Communities of colour bore brunt of post-9/11 surveillance excesses: Report
The post-9/11 increase in mass surveillance was carried out covertly, frequently bypassing constitutional and legal safeguards, and has imposed significant burdens on communities of colour, according to a new report from the Costs of War project at Brown University’s Watson Institute.
The report, titled Total Information Awareness: The High Costs of Post-9/11 US Mass Surveillance and released on Tuesday, says that although the term "mass surveillance" is typically associated with government monitoring, it now encompasses a diverse blend of federal organisations, local law enforcement, private enterprises and ordinary citizens.
The report highlights the overwhelmingly vast and intricate structure established to support post-9/11 surveillance, pointing out its lack of governmental transparency and the challenges in estimating its financial implications.
“Our ever-expanding surveillance systems have acquired an aura of inevitability, which organisers and regulators struggle against,” Jessica Katzenstein, a postdoctoral fellow at Harvard University and the National Science Foundation, said in a press release.
“Yet this normalisation is not itself inevitable, but has instead been underwritten in large part by the loosened regulations, heightened fear, racism, xenophobia, and flow of funding sanctioned in the post-9/11 era.”
According to the report, in the months after 9/11, the mass trauma of the attacks produced domestic support for expanding US surveillance systems.
Much of the expansion, though, was done in secret, “often in violation of the Constitution and US law”.
Communities of colour
While post-9/11 domestic mass surveillance affected all Americans, certain communities bore the brunt of suspicion, including people of Middle Eastern and South Asian descent.
"The immigration system clamped down on both documented and undocumented migration under the auspices of defending the homeland from malicious incursion,” the report read.
"People (mis)racialised as Muslim and Arab, immigrants and asylum seekers, racial justice and labour organisers, and other intersecting racialised and gendered groups have borne the brunt of these costs.”
The report further suggests that the post-9/11 state's emphasis on targeting racialised groups might have left it inadequately equipped to tackle the growing threat of white supremacist violence.
Establishing institutions and technologies designed to monitor large-scale activities as well as intricate details of personal lives has expanded the authority of law enforcement and businesses.
This expansion has often been challenging to roll back or even properly supervise.
“The expansion of post-9/11 mass surveillance has been cloaked in secrecy, with untold harms to communities of colour, civil liberties, and all of our privacy,” Stephanie Savell, the co-director of the Costs of War project, said.
According to the report, the impact of post-9/11 mass surveillance is vast and difficult to measure fully, even though the US government has poured billions, if not trillions, into it.
“The government has rarely been able to demonstrate that such funding, and all its attendant opportunity costs, has created public safety at a scale that merits the expense."

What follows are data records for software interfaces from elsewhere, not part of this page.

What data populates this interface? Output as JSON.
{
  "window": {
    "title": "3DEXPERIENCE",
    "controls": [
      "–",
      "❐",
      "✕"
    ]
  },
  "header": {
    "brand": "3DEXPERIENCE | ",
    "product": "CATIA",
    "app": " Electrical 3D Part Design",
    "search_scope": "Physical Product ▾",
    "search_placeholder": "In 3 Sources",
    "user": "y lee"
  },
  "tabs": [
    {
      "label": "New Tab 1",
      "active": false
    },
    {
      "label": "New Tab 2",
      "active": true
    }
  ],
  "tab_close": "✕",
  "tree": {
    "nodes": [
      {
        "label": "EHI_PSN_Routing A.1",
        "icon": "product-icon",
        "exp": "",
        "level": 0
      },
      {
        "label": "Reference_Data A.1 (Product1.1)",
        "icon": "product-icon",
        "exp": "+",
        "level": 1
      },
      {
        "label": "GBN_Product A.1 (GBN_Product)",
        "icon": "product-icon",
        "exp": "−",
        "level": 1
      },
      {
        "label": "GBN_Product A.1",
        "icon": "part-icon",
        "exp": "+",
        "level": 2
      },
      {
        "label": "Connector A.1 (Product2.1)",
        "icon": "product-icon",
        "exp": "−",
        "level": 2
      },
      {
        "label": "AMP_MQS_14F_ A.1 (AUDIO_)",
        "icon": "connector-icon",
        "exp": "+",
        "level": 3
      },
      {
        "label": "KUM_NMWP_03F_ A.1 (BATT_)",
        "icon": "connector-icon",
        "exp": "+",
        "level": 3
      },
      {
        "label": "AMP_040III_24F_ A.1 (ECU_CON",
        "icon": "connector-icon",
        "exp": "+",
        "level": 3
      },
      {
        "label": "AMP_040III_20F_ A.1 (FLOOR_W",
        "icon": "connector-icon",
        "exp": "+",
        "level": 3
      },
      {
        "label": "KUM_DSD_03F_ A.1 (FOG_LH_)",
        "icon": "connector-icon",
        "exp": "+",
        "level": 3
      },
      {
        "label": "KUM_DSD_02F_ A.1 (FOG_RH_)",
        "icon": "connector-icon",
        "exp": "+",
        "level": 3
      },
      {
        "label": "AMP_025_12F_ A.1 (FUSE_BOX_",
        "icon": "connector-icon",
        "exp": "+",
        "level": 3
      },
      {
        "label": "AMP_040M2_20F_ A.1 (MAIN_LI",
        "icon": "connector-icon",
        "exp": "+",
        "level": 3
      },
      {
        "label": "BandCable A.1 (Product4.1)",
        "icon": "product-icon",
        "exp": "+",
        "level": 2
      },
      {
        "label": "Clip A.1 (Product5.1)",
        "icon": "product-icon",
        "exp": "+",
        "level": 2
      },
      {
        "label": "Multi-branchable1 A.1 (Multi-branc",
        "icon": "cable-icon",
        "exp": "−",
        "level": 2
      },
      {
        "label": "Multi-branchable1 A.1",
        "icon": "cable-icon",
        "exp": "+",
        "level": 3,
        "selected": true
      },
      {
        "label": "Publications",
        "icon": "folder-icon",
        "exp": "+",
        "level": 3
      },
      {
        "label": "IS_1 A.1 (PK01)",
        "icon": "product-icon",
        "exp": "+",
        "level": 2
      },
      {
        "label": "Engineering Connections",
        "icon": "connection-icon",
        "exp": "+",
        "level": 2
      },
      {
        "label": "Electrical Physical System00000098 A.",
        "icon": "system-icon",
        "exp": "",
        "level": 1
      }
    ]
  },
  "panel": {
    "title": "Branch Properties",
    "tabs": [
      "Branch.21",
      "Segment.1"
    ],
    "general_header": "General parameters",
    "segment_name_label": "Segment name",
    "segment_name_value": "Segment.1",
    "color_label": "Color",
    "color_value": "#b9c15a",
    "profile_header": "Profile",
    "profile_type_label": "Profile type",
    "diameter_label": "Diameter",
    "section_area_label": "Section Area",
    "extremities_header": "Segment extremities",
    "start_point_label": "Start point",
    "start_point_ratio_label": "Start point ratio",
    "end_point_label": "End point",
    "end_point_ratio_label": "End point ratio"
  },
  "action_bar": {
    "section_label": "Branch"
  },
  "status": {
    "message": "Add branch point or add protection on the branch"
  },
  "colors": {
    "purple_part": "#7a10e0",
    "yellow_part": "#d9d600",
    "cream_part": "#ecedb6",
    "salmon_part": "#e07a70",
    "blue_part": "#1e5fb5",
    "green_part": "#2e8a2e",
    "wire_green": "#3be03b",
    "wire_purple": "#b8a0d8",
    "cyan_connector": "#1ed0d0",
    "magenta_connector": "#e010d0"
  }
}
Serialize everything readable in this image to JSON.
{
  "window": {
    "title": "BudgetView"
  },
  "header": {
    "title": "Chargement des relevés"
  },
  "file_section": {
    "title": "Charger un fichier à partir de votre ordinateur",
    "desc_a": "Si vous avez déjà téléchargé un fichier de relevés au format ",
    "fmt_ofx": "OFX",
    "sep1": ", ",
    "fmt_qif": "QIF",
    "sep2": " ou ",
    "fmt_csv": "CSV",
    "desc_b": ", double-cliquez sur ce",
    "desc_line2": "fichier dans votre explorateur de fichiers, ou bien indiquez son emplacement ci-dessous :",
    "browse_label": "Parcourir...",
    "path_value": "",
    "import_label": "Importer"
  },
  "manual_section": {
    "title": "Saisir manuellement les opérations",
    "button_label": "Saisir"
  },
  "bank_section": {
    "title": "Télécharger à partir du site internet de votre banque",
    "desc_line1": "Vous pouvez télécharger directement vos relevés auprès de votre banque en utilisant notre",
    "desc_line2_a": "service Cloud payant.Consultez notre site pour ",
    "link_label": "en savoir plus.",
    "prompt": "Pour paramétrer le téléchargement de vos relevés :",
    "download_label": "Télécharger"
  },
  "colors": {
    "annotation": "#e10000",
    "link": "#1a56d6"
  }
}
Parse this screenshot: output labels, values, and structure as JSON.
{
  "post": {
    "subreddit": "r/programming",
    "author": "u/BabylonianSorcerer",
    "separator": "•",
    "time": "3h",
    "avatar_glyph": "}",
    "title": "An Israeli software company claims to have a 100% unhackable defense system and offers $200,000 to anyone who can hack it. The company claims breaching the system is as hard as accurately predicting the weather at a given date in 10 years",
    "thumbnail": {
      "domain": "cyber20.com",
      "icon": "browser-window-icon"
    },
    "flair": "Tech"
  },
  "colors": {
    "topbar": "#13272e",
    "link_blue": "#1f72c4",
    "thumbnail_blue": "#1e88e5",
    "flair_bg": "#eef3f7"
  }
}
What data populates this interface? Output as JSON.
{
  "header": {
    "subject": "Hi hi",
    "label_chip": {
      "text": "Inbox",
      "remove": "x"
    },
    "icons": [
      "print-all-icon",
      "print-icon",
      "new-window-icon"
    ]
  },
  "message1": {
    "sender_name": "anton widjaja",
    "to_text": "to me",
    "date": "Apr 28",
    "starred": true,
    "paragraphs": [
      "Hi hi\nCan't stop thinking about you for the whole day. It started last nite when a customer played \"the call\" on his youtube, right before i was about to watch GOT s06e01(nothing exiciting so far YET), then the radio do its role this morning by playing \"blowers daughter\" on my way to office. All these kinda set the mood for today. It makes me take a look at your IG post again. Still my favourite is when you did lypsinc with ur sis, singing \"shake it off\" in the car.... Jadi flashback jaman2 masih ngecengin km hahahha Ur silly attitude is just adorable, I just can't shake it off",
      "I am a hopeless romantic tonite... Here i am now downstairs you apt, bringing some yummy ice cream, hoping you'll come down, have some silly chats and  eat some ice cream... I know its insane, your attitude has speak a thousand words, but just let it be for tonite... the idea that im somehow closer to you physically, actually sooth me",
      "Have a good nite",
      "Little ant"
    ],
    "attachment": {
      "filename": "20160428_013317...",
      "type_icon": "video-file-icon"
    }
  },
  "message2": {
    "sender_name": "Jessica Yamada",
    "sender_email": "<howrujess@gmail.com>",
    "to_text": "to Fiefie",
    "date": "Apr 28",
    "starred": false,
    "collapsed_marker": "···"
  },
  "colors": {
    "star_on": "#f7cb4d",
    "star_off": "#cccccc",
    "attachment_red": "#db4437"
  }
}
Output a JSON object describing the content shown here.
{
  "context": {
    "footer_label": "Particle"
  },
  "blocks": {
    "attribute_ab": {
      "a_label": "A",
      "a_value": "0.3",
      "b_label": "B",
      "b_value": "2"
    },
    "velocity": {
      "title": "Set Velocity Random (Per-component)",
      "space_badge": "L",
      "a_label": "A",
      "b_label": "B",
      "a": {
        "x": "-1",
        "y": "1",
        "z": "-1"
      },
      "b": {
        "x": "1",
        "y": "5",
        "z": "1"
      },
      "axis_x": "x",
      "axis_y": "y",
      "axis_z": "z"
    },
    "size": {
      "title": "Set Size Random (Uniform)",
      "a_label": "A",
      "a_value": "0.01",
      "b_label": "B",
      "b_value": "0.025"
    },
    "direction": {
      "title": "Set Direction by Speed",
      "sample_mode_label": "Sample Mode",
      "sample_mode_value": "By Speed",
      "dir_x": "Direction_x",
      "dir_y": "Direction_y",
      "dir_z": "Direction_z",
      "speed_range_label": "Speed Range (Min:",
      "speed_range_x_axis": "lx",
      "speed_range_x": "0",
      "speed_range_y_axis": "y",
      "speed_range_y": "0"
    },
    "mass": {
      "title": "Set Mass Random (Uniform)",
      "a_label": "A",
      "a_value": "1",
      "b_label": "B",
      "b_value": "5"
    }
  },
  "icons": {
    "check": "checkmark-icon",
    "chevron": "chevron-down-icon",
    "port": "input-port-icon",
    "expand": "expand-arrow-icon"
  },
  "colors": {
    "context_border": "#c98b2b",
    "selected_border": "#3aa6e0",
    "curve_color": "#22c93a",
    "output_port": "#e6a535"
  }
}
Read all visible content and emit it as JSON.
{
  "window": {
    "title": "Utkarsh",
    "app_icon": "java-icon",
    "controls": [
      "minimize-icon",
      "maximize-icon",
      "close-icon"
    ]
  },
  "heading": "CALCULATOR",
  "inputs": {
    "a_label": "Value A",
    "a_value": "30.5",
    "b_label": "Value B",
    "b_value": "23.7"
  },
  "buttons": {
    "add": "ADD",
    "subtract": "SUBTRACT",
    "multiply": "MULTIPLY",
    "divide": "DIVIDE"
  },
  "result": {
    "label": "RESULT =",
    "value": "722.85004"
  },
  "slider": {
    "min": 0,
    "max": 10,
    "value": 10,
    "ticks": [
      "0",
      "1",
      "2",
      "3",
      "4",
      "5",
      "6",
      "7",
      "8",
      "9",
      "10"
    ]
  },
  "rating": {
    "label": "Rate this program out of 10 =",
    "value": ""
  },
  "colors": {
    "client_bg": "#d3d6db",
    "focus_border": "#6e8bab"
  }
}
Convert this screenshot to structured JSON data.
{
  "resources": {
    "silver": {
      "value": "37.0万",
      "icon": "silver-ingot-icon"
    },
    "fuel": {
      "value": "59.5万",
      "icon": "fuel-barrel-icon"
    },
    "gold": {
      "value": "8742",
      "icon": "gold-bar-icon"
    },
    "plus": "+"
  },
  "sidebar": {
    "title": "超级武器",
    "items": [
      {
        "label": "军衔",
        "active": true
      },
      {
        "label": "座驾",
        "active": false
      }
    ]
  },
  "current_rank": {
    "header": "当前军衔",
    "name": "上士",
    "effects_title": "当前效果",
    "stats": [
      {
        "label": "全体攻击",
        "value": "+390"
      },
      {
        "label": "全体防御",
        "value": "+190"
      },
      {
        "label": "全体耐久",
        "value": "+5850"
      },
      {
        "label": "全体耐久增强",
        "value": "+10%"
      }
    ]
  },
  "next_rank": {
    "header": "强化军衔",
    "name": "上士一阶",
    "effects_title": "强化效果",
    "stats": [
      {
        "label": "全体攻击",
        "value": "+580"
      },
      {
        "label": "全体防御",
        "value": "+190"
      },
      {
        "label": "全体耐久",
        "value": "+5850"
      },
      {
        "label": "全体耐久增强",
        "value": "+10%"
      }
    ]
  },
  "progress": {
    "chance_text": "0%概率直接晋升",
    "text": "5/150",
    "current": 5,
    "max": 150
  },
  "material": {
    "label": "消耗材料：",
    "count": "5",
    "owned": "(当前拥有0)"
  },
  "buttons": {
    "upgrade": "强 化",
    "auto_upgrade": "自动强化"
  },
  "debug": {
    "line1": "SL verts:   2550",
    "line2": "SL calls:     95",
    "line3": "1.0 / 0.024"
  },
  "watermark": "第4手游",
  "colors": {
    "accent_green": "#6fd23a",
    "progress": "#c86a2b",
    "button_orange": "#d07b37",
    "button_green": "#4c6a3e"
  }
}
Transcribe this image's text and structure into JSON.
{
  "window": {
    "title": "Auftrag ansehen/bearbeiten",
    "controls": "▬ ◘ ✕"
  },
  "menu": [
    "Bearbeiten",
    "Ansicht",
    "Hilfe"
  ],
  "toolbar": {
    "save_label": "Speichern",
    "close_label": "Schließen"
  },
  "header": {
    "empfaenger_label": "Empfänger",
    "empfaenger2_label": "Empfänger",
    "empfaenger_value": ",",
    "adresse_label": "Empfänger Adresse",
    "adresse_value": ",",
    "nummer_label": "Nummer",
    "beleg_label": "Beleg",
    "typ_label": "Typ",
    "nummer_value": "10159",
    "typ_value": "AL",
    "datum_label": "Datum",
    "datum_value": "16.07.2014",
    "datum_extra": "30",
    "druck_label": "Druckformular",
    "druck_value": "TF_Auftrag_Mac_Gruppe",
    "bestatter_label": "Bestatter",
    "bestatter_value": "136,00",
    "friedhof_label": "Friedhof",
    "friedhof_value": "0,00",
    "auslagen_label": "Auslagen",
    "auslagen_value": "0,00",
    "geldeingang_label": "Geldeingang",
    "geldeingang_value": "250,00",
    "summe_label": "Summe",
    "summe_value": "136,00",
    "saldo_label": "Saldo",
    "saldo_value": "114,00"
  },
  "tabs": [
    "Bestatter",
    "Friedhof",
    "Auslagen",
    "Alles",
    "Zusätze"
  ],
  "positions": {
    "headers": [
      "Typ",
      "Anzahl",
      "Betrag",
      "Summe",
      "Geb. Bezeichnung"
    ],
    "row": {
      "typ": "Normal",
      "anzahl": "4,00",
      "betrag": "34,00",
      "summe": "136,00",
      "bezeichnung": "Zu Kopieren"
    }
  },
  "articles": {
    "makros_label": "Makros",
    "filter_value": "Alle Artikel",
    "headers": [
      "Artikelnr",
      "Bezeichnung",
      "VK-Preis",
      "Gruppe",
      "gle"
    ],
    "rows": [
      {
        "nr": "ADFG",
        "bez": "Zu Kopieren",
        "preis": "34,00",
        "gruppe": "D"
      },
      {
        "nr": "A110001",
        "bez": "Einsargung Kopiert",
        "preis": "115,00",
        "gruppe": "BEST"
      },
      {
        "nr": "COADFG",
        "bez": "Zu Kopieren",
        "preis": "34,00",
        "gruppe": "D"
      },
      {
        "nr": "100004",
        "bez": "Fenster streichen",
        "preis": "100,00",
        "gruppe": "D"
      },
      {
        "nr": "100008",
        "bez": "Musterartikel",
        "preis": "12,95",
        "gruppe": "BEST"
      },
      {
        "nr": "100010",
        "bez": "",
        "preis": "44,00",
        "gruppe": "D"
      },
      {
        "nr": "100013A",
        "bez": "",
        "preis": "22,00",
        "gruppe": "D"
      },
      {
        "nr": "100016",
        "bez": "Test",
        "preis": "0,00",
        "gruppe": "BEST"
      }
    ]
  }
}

The report argues that the costs of mass surveillance must be measured in terms of people being taken from their families and homes, stifled speech, dampened social justice movements, and fear.
“Meanwhile, we are prioritizing funding these programs over addressing true societal needs like education, healthcare, and reducing poverty. It’s time for a reckoning with - not an expansion of - post-9/11 surveillance programs.”
The yearly US intelligence budget saw an increase from roughly $40bn in the late 1990s to $80bn by 2020. According to the report, public funds have also been squandered through opportunistic profiteering, wastage, fraud, and misconduct.
For example, five years after its inception, the Department of Homeland Security was identified as having managed contracts that went over budget, faced delays, or were scrapped, amounting to $15bn in excesses.